Some time ago, I read that hedge fund manager John Paulson had gifted Harvard University’s engineering school the fantastic sum of $400 million. My thought was, and is, that the Harvard endowment fund has more than $40 billion, so Paulson’s gift, though very generous, would make absolutely no difference in the world. It was then that I began my personal search as to where my financial support would provide the most good for the world, for this and future generations.
Technion – Israel Institute of Technology graduates have a long history of innovations that have made this world a better place for all of humanity. My special interest is in the research the Technion performs in both the basic and applied sciences as well as medicine. Technion graduates, students, and faculty have consistently expanded the world’s knowledge base, and their applied innovations have been a benefit to our planet and all of humanity. Thus, I have found my place. My contributions are truly making a real and very positive impact on the health and well-being of people around the world and for generations to come.
I decided to start my philanthropy at the American Technion Society (ATS) with yearly gift annuities, which provide me with a guaranteed high fixed income for life as well as a sizable charitable income tax deduction. A few years later, I decided to designate the ATS as the beneficiary of my IRA at my death. By doing this, the ATS gets 100 cents on each dollar from my IRA without any tax consequences to my estate. Most importantly, my bequest will create a legacy to support Technion faculty and students in perpetuity.
Planning your estate and legacy for future generations, including your charitable interests, takes careful evaluation.
Judy Sager, Executive Director of Planned Giving
firstname.lastname@example.org / 781.531.0441
Yom Ha’Atzmaut Sameach: A special message from Technion President Uri Sivan

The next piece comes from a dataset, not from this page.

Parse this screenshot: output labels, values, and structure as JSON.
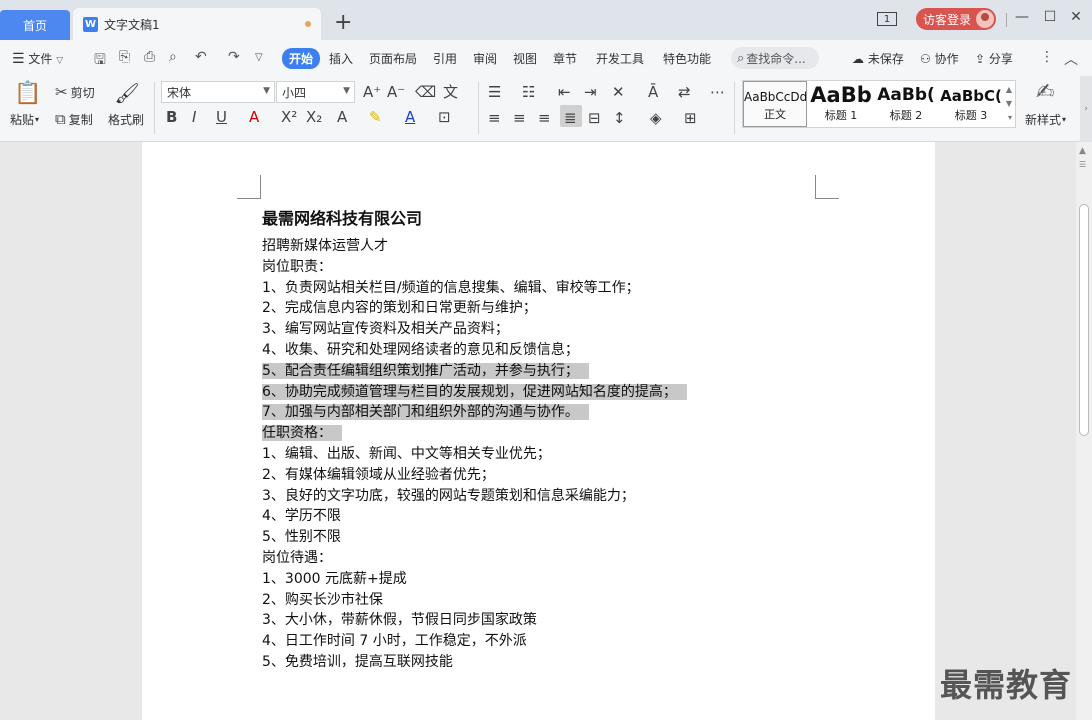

WATCH: The Technion Family “Mishpucha”
WATCH: Insider Briefing from Technion President Uri Sivan
A Decade of Jacobs Technion-Cornell Institute Impact